Agnolotti with Crab Meat and Shrimp in Clam Sauce
Lidia Bastianich shares Italian and Irish wedding traditions when she attends her niece's wedding celebration in New York City in Lidia Celebrates America: Weddings: Something Borrowed, Something New.
- 6 tablespoons unsalted butter, at room temperature
- ⅓ cup minced fresh Italian parsley
- ½ teaspoon freshly ground black pepper
- 1 pound small shrimp (about 30), shelled, deveined and cut in half crosswise
- 1 pound jumbo lump crab meat
- 7 tablespoons extra virgin olive oil
- 6 large garlic cloves, peeled
- 2 cups peeled, seeded and crushed tomatoes, either ripe, fresh plum tomatoes or canned Italian plum tomatoes (preferably San Marzano), or a mix of the two

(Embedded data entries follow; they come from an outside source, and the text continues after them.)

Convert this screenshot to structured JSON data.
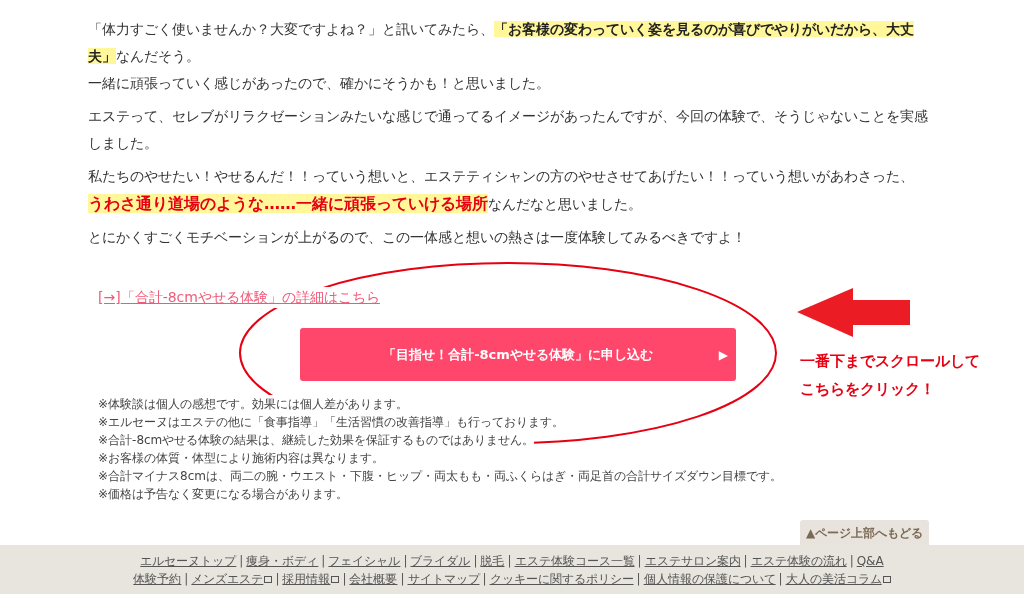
{
  "article": {
    "paragraphs": [
      {
        "lines": [
          [
            {
              "kind": "plain",
              "text": "「体力すごく使いませんか？大変ですよね？」と訊いてみたら、"
            },
            {
              "kind": "highlight",
              "text": "「お客様の変わっていく姿を見るのが喜びでやりがいだから、大丈夫」"
            },
            {
              "kind": "plain",
              "text": "なんだそう。"
            }
          ],
          [
            {
              "kind": "plain",
              "text": "一緒に頑張っていく感じがあったので、確かにそうかも！と思いました。"
            }
          ]
        ]
      },
      {
        "lines": [
          [
            {
              "kind": "plain",
              "text": "エステって、セレブがリラクゼーションみたいな感じで通ってるイメージがあったんですが、今回の体験で、そうじゃないことを実感しました。"
            }
          ]
        ]
      },
      {
        "lines": [
          [
            {
              "kind": "plain",
              "text": "私たちのやせたい！やせるんだ！！っていう想いと、エステティシャンの方のやせさせてあげたい！！っていう想いがあわさった、"
            },
            {
              "kind": "highlight-red",
              "text": "うわさ通り道場のような……一緒に頑張っていける場所"
            },
            {
              "kind": "plain",
              "text": "なんだなと思いました。"
            }
          ]
        ]
      },
      {
        "lines": [
          [
            {
              "kind": "plain",
              "text": "とにかくすごくモチベーションが上がるので、この一体感と想いの熱さは一度体験してみるべきですよ！"
            }
          ]
        ]
      }
    ],
    "detail_link": {
      "arrow": "[→]",
      "text": "「合計-8cmやせる体験」の詳細はこちら"
    },
    "apply_button": {
      "label": "「目指せ！合計-8cmやせる体験」に申し込む",
      "arrow": "▶"
    },
    "notes": [
      "※体験談は個人の感想です。効果には個人差があります。",
      "※エルセーヌはエステの他に「食事指導」「生活習慣の改善指導」も行っております。",
      "※合計-8cmやせる体験の結果は、継続した効果を保証するものではありません。",
      "※お客様の体質・体型により施術内容は異なります。",
      "※合計マイナス8cmは、両二の腕・ウエスト・下腹・ヒップ・両太もも・両ふくらはぎ・両足首の合計サイズダウン目標です。",
      "※価格は予告なく変更になる場合があります。"
    ]
  },
  "annotation": {
    "lines": [
      "一番下までスクロールして",
      "こちらをクリック！"
    ]
  },
  "back_to_top": "▲ページ上部へもどる",
  "footer": {
    "separator": "|",
    "rows": [
      {
        "links": [
          {
            "text": "エルセーヌトップ",
            "external": false
          },
          {
            "text": "痩身・ボディ",
            "external": false
          },
          {
            "text": "フェイシャル",
            "external": false
          },
          {
            "text": "ブライダル",
            "external": false
          },
          {
            "text": "脱毛",
            "external": false
          },
          {
            "text": "エステ体験コース一覧",
            "external": false
          },
          {
            "text": "エステサロン案内",
            "external": false
          },
          {
            "text": "エステ体験の流れ",
            "external": false
          },
          {
            "text": "Q&A",
            "external": false
          }
        ]
      },
      {
        "links": [
          {
            "text": "体験予約",
            "external": false
          },
          {
            "text": "メンズエステ",
            "external": true
          },
          {
            "text": "採用情報",
            "external": true
          },
          {
            "text": "会社概要",
            "external": false
          },
          {
            "text": "サイトマップ",
            "external": false
          },
          {
            "text": "クッキーに関するポリシー",
            "external": false
          },
          {
            "text": "個人情報の保護について",
            "external": false
          },
          {
            "text": "大人の美活コラム",
            "external": true
          }
        ]
      }
    ]
  }
}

- 1 teaspoon crushed red pepper
- 2 cups clam shucking liquor or bottled clam juice
- 2 tablespoons chopped fresh Italian parsley
- Preparing the filling: Beat the butter, parsley and black pepper together in a bowl until blended. Spoon the seasoned butter onto a square of plastic wrap and shape it into a rectangular loaf more or less the size of a stick of butter. Chill until completely firm, then cut into ¼ x ¼-inch cubes. While the butter is chilling, season shrimp pieces lightly with salt. Pick over the crab meat, removing any pieces of shell or cartilage, but leaving the pieces of crabmeat as large as possible. Refrigerate the butter cubes, shrimp and crabmeat while you fill the agnolotti.
- Make the fresh egg pasta dough and roll it into sheets by hand or machine. Working with one sheet of dough at a time, cut out circles using a 3-inch round cutter. Brush the edges of the circles lightly with water. Place a piece of seasoned shrimp, a similar-sized piece of crab meat and a seasoned butter cube in the center of each circle. To form the agnolotti, fold each circle in half, enclosing the filling and pinching the edges to seal securely. Holding the half-moon shape with the rounded side up, wrap it around the tip of your index finer and pinch the two ends together firmly. Arrange the finished agnolotti in a single layer on baking sheets lined with lightly floured kitchen towels and cover them with additional towels. Repeat with the remaining dough, seafood and butter. The agnolotti can be cooked immediately or refrigerated up to 4 hours. (To freeze the agnolotti, place them on the tray in the freezer until very firm to the touch, then transfer them to resealable plastic bags or airtight plastic containers and freeze for up to 2 months.)
- To make the sauce, pass the tomatoes through a food mill fitted with the fine disc. Heat 2 tablespoons of the olive oil in a large nonreactive skillet over medium heat. Whack the garlic cloves with the side of a knife and add them to the pan. Cook, shaking the pan, until lightly browned, about 3 minutes. Pour in the tomatoes, stir in the crushed red pepper and bring to a boil. Adjust the heat to simmering and cook until lightly thickened, about 10 minutes. Pour in the clam juice and cook an additional 15 minutes.
- While the sauce is cooking, bring 6 quarts of salted water to a boil in an 8-quart pot over high heat.
- Slip the agnolotti into the boiling water a few at a time, stirring gently as you add them. Return to a boil, stirring frequently. Cook the pasta, semi-covered, stirring occasionally, until the edges are tender, about 4 minutes after the water returns to a boil.
- If the skillet is large enough to accommodate the sauce and agnolotti, fish the agnolotti out of the boiling water with a large wire skimmer and add them directly to the sauce in the skillet. If not, drain the agnolotti gently and return them to the pot. Pour in the sauce and bring to a boil, stirring gently to coat the agnolotti with sauce. Drizzle the remaining 5 tablespoons olive oil over the pasta and sprinkle with 2 tablespoons chopped parsley. Check the seasoning, adding salt if necessary and serve immediately.
- I like the sweetness of jumbo lump crabmeat in these agnolotti, but if that is not available, substitute any type of fresh, sweet crabmeat, or even fresh sea or bay scallops cut into ½-inch pieces
- If you have beautifully ripe fresh plum tomatoes, peel and seed them for the sauce. If it isn’t tomato season, opt for canned tomatoes, but include a few fresh plum tomatoes to give the sauce a taste of freshness
- When you shuck clams, always reserve the juice and freeze it if you’re not using it in the recipe. If you don’t have fresh clam juice available, canned clam juice makes a fine substitute